Tyler Trent first met Purdue football coach Jeff Brohm and others outside the student entrance to Ross-Ade Stadium. Everyone who walks by or passes through the entrance will now know Trent's story.
Purdue on Wednesday renamed Gate E at the stadium as Gate T2, the Tyler Trent Student Gate, to honor the student and Boilermakers fan who inspired many during his fight against cancer. Trent died on Jan. 1 at age 20 from osteosarcoma, a type of bone cancer. Along with the new steel archway above Gate T2, which will be built before the 2019 season, will be a plaque with Trent's image that reads "Forever Our Captain" and explains his story and contributions to the university.
"We hope this will be an appropriate way for generations of fans -- and non-fans, for that matter -- to be reminded of what Tyler stood for," university president Mitch Daniels said during a ceremony Wednesday to unveil the memorial. "[He] personified the characteristics we want every Boilermaker, in some measure, to embody."
Trent's parents, Tony and Kelly, unveiled a picture of what the student entrance will look like after construction. Daniels said Mike Berghoff, Purdue's board chairman and president of the Lenex Steel Corporation, donated the steel to construct the new archway.

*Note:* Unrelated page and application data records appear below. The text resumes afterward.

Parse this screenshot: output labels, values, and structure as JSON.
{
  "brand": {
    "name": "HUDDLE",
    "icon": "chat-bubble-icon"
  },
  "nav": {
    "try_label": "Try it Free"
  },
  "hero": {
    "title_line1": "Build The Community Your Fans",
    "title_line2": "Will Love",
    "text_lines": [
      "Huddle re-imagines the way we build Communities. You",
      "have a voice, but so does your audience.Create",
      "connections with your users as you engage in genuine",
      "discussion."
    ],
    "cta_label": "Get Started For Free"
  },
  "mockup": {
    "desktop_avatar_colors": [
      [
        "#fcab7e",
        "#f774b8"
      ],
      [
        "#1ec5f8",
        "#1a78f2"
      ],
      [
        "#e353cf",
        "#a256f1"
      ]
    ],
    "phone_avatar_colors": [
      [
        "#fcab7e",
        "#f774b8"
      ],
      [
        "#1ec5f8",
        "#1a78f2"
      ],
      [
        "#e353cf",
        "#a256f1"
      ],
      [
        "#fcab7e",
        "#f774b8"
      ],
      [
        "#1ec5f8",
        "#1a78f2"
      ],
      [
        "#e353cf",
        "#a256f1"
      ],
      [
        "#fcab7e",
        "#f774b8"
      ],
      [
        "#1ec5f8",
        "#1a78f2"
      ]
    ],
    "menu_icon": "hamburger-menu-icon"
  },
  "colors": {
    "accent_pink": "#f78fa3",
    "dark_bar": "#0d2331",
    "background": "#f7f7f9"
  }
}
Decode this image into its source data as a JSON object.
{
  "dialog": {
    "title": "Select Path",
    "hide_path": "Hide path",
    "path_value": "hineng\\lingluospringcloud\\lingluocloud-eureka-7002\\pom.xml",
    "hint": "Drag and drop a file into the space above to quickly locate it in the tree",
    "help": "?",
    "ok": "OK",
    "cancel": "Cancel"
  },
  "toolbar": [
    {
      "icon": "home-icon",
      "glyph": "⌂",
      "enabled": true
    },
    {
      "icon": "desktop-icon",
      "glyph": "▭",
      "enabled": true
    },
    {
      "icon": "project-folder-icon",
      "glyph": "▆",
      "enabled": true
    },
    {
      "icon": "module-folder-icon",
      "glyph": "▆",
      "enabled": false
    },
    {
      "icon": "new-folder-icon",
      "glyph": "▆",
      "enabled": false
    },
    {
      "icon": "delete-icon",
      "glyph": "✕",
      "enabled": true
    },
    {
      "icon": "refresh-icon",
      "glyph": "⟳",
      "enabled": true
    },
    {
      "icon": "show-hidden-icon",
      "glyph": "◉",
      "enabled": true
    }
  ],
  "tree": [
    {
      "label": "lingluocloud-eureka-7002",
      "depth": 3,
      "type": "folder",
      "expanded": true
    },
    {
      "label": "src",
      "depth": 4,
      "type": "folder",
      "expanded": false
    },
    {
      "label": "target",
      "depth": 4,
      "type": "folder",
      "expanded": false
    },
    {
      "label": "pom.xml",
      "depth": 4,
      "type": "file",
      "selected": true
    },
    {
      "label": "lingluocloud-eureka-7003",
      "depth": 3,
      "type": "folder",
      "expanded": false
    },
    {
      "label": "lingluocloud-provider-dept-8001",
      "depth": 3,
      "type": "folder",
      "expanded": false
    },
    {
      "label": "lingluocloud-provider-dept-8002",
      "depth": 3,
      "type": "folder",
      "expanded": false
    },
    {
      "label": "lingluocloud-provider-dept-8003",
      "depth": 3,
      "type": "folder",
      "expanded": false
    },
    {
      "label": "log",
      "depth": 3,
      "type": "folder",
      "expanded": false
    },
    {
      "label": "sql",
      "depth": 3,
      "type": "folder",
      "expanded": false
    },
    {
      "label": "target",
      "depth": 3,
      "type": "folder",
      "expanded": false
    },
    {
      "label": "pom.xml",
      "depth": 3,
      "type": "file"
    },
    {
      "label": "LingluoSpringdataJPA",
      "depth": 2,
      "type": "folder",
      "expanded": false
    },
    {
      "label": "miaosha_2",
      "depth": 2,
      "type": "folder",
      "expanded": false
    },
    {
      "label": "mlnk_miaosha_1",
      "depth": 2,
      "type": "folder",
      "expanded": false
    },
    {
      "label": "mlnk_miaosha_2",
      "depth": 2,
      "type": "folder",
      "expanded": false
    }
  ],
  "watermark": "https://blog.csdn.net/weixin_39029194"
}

Purdue also announced that freshman Sean English is the first recipient of the Tyler Trent Courage and Resilience Award, a new scholarship named in Trent's honor to be awarded annually to an undergraduate who has encountered serious physical or similarly daunting adversity in the pursuit of higher education. English, a high school track star from Michigan, lost his right leg after a car struck him in April 2017 as he and his parents had stopped alongside Interstate 96 to help after spotting an overturned vehicle. English underwent more than a dozen surgeries on his leg but returned to run in his final high school track meet 13 months after the incident.
English called Trent a hero, saying, "I want to be Tyler Trent when I grow up."
"Today is his day, this is his gate," English said. "This is such an honor to be attached to his name."
Trent was diagnosed with cancer in 2014, and he had the bone in the upper half of his right arm replaced during surgery. His cancer went into remission but returned several years later, toward the end of high school. The Carmel, Indiana, native still enrolled at Purdue on schedule before leaving campus in September.
Trent served as Purdue's honorary captain several times during the 2018 season. Millions of college football fans learned of his story during Purdue's upset victory over Ohio State, a game Trent attended. He inspired chants of "Cancer sucks!" and the hashtag #TylerStrong, and encouraged donations for cancer research. Purdue established the Tyler Trent Cancer Research Endowment, which raised more than $100,000 before Trent's death.
Trent received many honors last fall, including the Disney Spirit Award and the Sagamore of the Wabash award, the highest civilian award given to Indiana citizens. In October, he received an associate degree from Purdue's Polytechnic Institute.
Purdue quarterback Aaron Banks, also the school's student body president, called Trent "a shining light" for the Purdue community and those around the world.
"If you ever have doubts or struggles that you don't think you can push through," Banks said, "I encourage you to come to this spot and remind yourself of the impact someone can make if they choose to live their lives Tyler Strong."